The Minister, who lives in Newcastle, visited the historic brewery where Newcastle Brown is made to launch a new design featuring the beer's EU protected status for its name and identity.
Newcastle Brown already has an enviable reputation among beer drinkers, and was the first North-Eastern product to be granted Protection of Geographical Indication status by the European Commission.
Nick Brown said:
"I am very pleased that Scottish and Newcastle have decided to change the Newcastle Brown label to include the distinctive EU logo. This logo is not just proof of a products protected name status - it is also a guarantee to consumers that the product is authentic and unique. I was delighted that Newcastle Brown gained this status, which is reserved for products which have a particular geographical identity. Newcastle Brown is well known across the UK as a symbol of the North East, and I hope this new look will give it even greater prestige, both at home and abroad.
"I hope the logo will become the recognised brand for products with a geographical origin, and I would urge any producers of local specialities to consider applying for protected status.

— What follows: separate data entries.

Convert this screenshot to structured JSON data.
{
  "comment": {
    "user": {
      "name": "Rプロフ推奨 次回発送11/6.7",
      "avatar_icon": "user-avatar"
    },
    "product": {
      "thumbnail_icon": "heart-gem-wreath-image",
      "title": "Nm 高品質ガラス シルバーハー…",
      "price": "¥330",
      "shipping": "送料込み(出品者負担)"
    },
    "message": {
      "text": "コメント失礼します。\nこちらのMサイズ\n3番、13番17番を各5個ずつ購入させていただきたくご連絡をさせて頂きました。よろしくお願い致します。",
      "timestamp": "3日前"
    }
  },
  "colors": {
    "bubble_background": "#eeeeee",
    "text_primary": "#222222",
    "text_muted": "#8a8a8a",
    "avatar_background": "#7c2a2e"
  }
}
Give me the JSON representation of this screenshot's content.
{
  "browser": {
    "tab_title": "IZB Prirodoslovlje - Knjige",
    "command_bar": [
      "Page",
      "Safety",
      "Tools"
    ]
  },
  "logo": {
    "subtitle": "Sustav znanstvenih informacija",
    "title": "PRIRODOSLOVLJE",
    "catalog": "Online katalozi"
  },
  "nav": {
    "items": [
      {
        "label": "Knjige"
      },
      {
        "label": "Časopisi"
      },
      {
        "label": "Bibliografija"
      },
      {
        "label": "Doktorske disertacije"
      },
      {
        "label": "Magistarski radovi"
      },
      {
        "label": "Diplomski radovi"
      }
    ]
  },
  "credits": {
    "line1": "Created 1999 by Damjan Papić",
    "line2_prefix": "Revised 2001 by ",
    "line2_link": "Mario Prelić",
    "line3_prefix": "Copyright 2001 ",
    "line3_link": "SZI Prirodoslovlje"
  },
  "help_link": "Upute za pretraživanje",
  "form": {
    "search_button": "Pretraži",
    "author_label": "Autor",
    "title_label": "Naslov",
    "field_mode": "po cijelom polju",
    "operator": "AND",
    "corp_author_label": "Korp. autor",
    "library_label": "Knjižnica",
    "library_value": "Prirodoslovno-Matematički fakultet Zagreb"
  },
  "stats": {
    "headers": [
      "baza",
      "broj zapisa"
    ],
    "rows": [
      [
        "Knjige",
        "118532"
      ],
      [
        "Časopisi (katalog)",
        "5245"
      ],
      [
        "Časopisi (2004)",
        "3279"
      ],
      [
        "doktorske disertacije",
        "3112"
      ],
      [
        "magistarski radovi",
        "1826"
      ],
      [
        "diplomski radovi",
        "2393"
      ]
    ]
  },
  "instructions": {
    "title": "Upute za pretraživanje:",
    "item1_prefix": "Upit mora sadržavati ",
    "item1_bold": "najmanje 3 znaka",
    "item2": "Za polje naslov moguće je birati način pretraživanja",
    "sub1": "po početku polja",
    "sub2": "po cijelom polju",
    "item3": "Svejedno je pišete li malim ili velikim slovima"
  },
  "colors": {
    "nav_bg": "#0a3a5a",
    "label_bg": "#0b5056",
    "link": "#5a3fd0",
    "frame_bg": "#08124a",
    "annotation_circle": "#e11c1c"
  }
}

There are sound financial reasons for this - research shows that across Europe consumers are becoming increasingly interested in where the food and drink they buy is coming from and are prepared to pay more for those products whose provenance can be proved."
In 1993 EU legislation came into force which provides for a system for the protection of food names on a geographical or traditional recipe basis. This system is similar to the familiar 'appellation controlee' system used for wine. The scheme highlights regional and traditional foods whose authenticity and origin can be guaranteed. Under this system a named food or drink registered at a European level will be given legal protection against imitation throughout the EU.
Producers who register their products for protection benefit from having a raised awareness of their product throughout Europe. This may in turn help them take advantage of the wider markets that are arising from consumers' increasing awareness of the importance of regional and speciality foods. The designations are: Protected Designation of Origin (PDO) - open to products which are produced, processed and prepared within a particular geographical area, and with features and characteristics which must be due to the geographical area. Protected Geographical Indication (PGI) - open to products which must be produced or processed or prepared within the geographical area and have a reputation, features or certain qualities attributable to that area. Certificate of Specific Character (CSC) - open to products which are traditional or have customary names and have a set of features which distinguish them from other similar products. These features must not be due to the geographical area the product is produced in nor entirely based on technical advances in the method of production.
To date 31 UK products have been registered. These include Cornish Clotted Cream, West Country Farmhouse Cheddar, Stilton and Scotch Beef. All registered products are subject to independent verification carried out to European (EN 45011) standards.